By this time we were suffering greatly from the effects of the heat, and we were afraid that our horses would be overcome and drop down at any moment.

A singular kind of breeze was passing over our heads, and the glare of the burning trees shone more brightly than the daylight.  I was sensible of a slight faintness, and my wife looked pale.

The heat had produced such a flush in the child’s face that, when she turned toward either of us, our grief and anxiety were greatly increased.

* * * * *

Directions for Reading.—­What tone of voice should be used in reading the lesson?

Should the rate of reading be slow or rapid?

Point out two paragraphs requiring a somewhat different rate.

Should the feelings expressed in the lesson be rendered in a quiet or loud tone?

Different inflections are sometimes used, simply to give variety to the reading and not for emphasis.

In the first paragraph, mark inflection of night, day, horses, cattle, woods, us.

* * * * *


de voured’, eaten up greedily, as by wild animals.

por’cu pine, a kind of animal.

smold’der ing, burning slowly; smoking.

in suf’fer a ble, not to be borne.

shift’ed, moved about; changed position.

sti’fling, stopping the breath.

dismal, gloomy; cheerless.

un grate’ful, not thankful.

rem’e died, relieved; cured.

* * * * *



Ten miles are soon gone over on swift horses; but yet, when we reached the borders of the lake we were quite exhausted, and our hearts failed us.  The heat of the smoke was insufferable, and sheets of blazing fire flew over us in a manner beyond belief.
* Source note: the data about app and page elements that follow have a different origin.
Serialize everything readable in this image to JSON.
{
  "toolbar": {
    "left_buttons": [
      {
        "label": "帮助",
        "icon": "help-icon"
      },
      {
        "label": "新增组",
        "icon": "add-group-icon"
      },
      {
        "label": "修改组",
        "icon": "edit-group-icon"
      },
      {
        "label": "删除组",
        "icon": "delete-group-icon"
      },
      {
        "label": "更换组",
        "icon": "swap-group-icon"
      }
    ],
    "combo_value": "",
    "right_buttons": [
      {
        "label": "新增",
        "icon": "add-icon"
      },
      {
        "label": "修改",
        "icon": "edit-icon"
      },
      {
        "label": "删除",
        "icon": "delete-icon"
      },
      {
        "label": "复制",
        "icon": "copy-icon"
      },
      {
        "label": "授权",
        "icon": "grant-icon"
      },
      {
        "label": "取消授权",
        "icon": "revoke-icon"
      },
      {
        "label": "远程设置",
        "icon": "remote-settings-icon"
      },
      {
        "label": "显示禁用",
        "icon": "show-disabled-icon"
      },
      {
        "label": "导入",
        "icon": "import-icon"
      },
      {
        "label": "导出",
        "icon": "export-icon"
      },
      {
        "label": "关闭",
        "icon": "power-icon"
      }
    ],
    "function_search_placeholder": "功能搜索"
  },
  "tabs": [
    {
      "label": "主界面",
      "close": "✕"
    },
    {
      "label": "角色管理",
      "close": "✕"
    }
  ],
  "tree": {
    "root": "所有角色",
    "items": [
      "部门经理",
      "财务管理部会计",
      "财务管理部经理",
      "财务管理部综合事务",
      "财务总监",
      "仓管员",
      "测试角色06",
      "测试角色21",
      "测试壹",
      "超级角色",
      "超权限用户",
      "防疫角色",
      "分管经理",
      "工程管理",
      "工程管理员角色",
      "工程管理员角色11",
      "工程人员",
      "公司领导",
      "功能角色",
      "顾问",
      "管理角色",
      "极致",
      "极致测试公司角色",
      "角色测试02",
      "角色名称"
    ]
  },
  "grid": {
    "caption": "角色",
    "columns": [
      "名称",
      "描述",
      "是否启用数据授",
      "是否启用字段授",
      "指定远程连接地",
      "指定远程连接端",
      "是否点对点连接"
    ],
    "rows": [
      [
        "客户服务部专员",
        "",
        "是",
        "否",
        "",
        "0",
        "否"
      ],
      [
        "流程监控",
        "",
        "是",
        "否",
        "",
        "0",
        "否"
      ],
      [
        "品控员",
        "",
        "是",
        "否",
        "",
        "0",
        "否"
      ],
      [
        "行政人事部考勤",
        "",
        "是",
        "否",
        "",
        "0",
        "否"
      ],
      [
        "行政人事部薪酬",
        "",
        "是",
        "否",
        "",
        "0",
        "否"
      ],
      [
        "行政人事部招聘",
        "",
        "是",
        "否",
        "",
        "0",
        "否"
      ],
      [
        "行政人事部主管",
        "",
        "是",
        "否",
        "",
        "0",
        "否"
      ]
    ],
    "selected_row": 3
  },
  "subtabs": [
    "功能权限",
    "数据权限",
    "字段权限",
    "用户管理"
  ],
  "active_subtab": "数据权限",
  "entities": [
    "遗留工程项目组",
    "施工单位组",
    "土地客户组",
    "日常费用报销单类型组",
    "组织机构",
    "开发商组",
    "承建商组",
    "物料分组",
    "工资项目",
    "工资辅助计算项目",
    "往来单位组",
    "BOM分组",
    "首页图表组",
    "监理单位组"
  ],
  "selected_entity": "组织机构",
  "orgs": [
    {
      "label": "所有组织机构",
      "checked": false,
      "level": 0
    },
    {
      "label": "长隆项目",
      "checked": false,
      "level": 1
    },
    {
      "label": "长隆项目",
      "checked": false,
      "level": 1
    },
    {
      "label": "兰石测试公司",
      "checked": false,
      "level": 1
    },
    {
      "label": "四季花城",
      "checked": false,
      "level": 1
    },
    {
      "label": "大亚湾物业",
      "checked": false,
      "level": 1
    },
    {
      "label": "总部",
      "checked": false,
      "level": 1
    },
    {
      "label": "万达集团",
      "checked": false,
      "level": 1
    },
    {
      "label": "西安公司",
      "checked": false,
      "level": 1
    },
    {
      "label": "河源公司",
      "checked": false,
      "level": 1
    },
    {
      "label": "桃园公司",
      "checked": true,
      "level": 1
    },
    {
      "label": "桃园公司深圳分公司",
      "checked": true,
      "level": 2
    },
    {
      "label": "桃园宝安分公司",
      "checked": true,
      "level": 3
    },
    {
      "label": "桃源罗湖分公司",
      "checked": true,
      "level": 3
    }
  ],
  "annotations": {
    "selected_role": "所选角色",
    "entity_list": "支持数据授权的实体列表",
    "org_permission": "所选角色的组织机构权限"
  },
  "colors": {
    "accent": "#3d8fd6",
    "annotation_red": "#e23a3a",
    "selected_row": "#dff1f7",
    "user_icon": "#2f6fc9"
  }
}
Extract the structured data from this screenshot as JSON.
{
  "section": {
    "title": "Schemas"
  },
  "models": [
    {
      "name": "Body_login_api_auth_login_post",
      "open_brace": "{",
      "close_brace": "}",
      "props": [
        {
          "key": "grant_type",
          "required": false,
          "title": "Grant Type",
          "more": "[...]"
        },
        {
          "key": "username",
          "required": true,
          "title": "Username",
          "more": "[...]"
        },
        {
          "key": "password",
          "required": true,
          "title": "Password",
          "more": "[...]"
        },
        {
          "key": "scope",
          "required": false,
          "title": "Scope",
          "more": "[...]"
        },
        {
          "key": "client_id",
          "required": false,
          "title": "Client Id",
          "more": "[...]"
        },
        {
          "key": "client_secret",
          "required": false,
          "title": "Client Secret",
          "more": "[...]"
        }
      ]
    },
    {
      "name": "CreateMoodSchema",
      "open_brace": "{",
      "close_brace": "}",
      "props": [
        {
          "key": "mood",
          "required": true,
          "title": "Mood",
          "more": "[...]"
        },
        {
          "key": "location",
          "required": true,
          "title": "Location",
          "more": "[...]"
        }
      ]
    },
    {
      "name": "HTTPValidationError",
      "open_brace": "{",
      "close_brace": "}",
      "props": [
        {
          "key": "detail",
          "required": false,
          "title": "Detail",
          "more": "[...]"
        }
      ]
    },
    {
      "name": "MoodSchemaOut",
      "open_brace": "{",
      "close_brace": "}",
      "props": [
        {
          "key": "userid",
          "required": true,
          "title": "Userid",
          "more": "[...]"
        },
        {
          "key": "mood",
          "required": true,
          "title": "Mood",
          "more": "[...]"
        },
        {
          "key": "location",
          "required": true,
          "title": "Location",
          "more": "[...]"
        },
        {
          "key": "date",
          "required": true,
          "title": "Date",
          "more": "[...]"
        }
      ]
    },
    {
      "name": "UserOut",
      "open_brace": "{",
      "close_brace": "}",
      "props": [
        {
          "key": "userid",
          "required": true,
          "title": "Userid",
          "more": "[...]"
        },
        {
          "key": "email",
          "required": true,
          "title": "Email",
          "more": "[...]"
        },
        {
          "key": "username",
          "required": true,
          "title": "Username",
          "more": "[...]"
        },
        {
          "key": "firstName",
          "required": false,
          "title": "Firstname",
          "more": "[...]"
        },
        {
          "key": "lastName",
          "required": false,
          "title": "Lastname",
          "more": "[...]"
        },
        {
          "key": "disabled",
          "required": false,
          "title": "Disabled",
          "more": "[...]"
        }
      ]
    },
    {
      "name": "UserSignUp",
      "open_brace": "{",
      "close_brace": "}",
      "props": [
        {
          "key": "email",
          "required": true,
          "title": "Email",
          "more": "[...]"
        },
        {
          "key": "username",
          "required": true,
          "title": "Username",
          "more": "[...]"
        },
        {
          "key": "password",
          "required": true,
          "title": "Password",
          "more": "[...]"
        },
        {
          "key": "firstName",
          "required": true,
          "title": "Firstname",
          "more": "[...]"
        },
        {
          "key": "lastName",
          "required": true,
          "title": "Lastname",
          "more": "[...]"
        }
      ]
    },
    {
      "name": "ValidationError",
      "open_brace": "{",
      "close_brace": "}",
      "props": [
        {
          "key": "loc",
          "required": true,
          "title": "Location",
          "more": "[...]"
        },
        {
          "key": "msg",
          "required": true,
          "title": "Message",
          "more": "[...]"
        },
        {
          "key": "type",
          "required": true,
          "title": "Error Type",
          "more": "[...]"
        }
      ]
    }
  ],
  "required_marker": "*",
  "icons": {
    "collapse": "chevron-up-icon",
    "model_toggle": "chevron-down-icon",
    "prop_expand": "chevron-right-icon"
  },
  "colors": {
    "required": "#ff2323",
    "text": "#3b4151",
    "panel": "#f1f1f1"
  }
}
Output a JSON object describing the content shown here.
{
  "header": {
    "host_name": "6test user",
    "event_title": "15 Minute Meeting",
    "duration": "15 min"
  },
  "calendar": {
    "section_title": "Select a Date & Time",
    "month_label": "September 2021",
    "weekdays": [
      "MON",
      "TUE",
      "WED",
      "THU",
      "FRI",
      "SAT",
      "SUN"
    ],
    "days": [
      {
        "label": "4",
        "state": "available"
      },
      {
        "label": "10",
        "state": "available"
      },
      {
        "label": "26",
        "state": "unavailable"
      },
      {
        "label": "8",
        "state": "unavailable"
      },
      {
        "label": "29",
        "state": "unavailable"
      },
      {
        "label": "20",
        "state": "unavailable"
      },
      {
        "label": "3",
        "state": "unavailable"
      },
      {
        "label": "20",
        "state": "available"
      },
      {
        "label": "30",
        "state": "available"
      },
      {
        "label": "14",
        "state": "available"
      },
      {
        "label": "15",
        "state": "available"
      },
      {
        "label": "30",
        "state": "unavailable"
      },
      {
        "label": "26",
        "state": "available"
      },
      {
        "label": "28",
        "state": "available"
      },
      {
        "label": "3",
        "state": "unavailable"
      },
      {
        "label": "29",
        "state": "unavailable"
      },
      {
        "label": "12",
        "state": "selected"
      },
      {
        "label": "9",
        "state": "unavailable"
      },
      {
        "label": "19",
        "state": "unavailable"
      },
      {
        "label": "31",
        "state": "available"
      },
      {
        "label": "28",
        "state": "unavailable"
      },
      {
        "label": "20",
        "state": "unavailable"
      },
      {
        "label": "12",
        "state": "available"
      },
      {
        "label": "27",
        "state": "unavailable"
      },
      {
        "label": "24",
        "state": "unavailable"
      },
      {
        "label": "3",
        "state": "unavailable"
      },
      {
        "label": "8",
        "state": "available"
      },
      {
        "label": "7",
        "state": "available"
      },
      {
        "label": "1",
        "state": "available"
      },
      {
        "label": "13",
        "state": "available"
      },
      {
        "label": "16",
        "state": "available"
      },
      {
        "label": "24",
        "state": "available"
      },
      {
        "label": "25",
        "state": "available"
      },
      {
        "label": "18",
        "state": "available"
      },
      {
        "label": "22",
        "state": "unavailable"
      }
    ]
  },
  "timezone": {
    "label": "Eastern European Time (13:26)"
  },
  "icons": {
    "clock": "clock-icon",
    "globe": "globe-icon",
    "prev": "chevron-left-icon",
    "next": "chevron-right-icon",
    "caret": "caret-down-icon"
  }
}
We reached the shore, however, coasted the lake for a while, and got round to the sheltered side.  There we gave up our horses, which we never saw again.

We plunged down among the rushes, by the edge of the water, and laid ourselves down flat, to await the chance of escaping from being burned or devoured.  The water greatly refreshed us, and we enjoyed the coolness.

On went the fire, rushing and crashing through the woods.  Such a morning may we never again see!  The heavens themselves, I thought, were frightened.

Project Gutenberg
New National Fourth Reader from Project Gutenberg. Public domain.